|Place of birth||Piccadilly, South Australia|
|School||Public School, New South Wales|
|Address||Mount Lofty, South Australia|
|Age at embarkation||21|
|Next of kin||Father, W E Schocroft, Piccadilly, Mount Lofty, South Australia|
|Previous military service||Nil|
|Place of enlistment||Morphettville, South Australia|
|Rank on enlistment||Private|
|Unit name||9th Light Horse Regiment, Machine Gun Section|
|AWM Embarkation Roll number||10/14/1|
|Embarkation details||Unit embarked from Melbourne, Victoria, on board Transport A10 Karroo on
|Rank from Nominal Roll||Private|
|Unit from Nominal Roll||3rd Light Horse Regiment|
|Other details from Roll of Honour Circular||We only had two trench cards from him then we had word to say he was dead. He died of gun shot wounds. (details from father)|
|Fate||Died of wounds
|Place of death or wounding||Gallipoli, Turkey|
|Age at death||21|
|Place of burial||At sea|
|Commemoration details||The Lone Pine Memorial (Panel 9), Gallipoli, Turkey
The Lone Pine Memorial, situated in the Lone Pine Cemetery at Anzac, is the main Australian Memorial on Gallipoli, and one of four memorials to men of the New Zealand Expeditionary Force. Designed by Sir John Burnet, the principal architect of the Gallipoli cemeteries, it is a thick tapering pylon 14.3 metres high on a square base 12.98 metres wide. It is constructed from limestone mined at Ilgardere in Turkey.
The Memorial commemorates the 3268 Australians and 456 New Zealanders who have no known grave and the 960 Australians and 252 New Zealanders who were buried at sea after evacuation through wounds or disease. The names of New Zealanders commemorated are inscribed on stone panels mounted on the south and north sides of the pylon, while those of the Australians are listed on a long wall of panels in front of the pylon and to either side. Names are arranged by unit and rank.

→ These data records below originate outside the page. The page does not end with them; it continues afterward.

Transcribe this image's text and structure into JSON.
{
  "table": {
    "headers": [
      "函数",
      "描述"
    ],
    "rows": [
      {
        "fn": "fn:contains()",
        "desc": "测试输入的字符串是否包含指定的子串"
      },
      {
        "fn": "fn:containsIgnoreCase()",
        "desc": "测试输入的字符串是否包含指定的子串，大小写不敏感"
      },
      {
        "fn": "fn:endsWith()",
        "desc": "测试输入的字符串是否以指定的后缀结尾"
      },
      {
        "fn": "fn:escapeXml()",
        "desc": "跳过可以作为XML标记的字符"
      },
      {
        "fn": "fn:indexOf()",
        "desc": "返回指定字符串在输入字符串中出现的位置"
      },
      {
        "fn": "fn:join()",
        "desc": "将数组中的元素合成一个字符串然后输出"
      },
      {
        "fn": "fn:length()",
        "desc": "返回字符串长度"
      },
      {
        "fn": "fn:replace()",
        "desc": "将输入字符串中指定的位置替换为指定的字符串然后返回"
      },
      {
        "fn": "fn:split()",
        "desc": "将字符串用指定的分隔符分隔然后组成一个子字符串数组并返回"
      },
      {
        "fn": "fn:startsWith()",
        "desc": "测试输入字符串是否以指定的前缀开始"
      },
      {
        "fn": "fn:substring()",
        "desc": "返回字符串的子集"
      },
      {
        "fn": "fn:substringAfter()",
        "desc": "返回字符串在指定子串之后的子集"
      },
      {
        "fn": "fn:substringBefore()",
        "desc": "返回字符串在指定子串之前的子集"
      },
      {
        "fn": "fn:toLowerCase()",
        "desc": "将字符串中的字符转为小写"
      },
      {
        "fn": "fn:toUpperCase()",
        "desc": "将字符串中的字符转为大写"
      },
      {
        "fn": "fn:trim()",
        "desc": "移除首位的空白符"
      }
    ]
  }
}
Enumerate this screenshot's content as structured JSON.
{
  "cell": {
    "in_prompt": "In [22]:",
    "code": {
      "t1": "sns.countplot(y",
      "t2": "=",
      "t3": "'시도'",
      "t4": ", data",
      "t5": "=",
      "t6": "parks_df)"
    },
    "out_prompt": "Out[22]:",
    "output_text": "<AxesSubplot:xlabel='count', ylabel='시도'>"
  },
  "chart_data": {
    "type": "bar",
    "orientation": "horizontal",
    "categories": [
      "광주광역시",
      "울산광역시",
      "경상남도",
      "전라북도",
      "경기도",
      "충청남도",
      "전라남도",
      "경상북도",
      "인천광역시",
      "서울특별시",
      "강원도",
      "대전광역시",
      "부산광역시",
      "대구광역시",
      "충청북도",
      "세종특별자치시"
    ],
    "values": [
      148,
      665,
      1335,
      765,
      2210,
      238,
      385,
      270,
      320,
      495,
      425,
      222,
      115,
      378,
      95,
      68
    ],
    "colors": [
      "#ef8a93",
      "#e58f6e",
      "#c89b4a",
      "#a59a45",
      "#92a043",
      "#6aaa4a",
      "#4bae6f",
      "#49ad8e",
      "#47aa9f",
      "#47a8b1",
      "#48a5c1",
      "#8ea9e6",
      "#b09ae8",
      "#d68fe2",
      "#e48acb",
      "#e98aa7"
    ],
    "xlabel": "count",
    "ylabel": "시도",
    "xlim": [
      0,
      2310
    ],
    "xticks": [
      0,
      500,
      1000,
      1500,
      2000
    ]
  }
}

The Memorial stands over the centre of the Turkish trenches and tunnels which were the scene of heavy fighting during the August offensive. Most cemeteries on Gallipoli contain relatively few marked graves, and the majority of Australians killed on Gallipoli are commemorated here.
|Panel number, Roll of Honour,|
Australian War Memorial
|Family/military connections||Brother: 3756 Driver Charles Sidney SCHOCROFT, 48th Bn, returned to Australia, 5 April 1919.|
War service: Egypt, Gallipoli
Found guilty, 18 March 1915, of (1) endeavouring to persuade a person in the Imperial Forces to resist authority of his superior officer; (2) when on Active Service using language to superior officer: awarded 21 days' detention.
Transferred on board HS 'Clacton' from Gaba Tepe to Lemnos, 22 June 1915 (gastro-enteritis); admitted to No 1 Stationary Hospital, 22 June 1915 (diarrhoea); transferred to 24th Casualty Clearing Station, Mudros, 28 June 1915; discharged to duty, 3 July 1915.
Wounded in action, 12 (?) August 1915 (gun shot wound, abdomen), and transferred to HS 'Guildford Castle'; died at sea, 13 August 1915, of wounds sustained in action.Medals: 1914-15 Star, British War Medal, Victory Medal
|Sources||NAA: B2455, SCHOCROFT Spencer Lane|